Envigo currently offers vascular and non-vascular catheterizations in rats, soft tissue procedures in rats, mice, and implantation of various devices in rats and mice. Envigo commonly develops procedures specific to client requests. Please contact Veterinary Sciences, Research & Support, for a rodent surgical service that is currently unlisted.
Our standard catheter material is polyurethane. However, other catheter materials such as polyethelene, silicone or automated blood sampler catheters are available upon request.
Envigo's standard exteriorization is a subcutaneous pouch with a fixed exteriorization. At the exteriorization point, located between the scapula on the dorsal surface of the rat, all catheters are 3.0 french and can be accessed with a 22 gauge blunt tip needle. Modifications to the standard exteriorization include the use of a jacket, harness, PinPort™, or button.
Envigo's standard locking solution is sterile Heparin/Glycerol, 500 IU/mL supplied by SAI Infusion Technologies. Optional locking solutions, such as heparinized saline, heparinized dextrose and taurolidine citrate are available upon request.
Envigo currently operates two barrier dedicated surgical units. These facilities are located in Indianapolis, IN and Livermore, CA. Surgically-modified immunodeficient rodent models are available from Livermore, CA.
Envigo's standard anesthetic protocol utilizes isoflurane.
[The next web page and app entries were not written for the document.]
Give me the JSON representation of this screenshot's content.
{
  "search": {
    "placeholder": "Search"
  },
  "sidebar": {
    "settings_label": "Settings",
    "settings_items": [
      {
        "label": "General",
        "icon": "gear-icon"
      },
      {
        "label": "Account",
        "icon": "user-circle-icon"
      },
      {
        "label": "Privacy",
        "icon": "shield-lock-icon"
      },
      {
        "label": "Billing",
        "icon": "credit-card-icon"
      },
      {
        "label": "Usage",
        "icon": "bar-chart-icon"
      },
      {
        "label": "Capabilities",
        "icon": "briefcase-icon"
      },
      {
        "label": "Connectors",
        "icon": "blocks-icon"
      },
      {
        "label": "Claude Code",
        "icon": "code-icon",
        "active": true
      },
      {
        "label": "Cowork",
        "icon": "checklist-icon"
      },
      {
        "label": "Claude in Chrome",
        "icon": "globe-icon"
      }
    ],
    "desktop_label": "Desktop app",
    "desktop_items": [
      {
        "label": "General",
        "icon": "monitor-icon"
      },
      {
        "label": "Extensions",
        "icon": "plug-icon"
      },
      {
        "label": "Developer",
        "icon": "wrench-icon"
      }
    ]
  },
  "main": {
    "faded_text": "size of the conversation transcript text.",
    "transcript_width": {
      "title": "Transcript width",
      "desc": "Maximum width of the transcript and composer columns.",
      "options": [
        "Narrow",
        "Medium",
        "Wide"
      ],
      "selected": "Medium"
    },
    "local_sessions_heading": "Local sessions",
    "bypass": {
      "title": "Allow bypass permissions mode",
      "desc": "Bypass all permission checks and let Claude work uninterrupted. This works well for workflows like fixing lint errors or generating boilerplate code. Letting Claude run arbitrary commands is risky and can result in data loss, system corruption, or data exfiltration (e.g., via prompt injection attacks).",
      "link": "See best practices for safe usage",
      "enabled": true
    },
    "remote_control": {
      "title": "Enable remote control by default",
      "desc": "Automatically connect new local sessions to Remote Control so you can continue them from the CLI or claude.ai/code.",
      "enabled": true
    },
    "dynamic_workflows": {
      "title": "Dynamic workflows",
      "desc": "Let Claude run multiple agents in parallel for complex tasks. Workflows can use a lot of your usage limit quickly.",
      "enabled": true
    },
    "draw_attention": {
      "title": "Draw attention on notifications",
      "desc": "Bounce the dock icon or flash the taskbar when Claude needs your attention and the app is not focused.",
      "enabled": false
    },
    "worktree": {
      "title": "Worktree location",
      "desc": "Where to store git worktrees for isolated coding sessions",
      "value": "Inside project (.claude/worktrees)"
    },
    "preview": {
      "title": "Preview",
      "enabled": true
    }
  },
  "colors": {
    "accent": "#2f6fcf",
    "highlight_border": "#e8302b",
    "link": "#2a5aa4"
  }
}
Injectable anesthetic is available as an optional anesthetic. There is no additional charge for either type of anesthetic.
Yes. Animals undergoing survival surgery receive post-operative analgesia to further ensure their humane and ethical care. Envigo’s standard analgesic is a non-steroidal anti-inflammatory (NSAID) or an opioid administered via subcutaneous injection. Alternative analgesics may be used based upon Client project requirements. Please specify this special request at the time of ordering.
Identified via post-op care shuts a venous catheter will have a blue suture point located between the animal's shoulder blades, and an arterial catheter will have a red suture point located between the animal's shoulder blades.
A common cause of partial patency of a catheter (the ability to infuse but not aspirate) is the formation of fibrin into a sheath, or sleeve, over the implanted catheter tip. Additionally, when introduced into the catheter, select micro-organisms form biofilms on the catheter and can significantly decrease the ability to withdraw blood and/or infuse fluids. Use of a disinfectant and sterile supplies when flushing catheters decreases pathogenic micro-organism numbers and promotes completely patent catheters.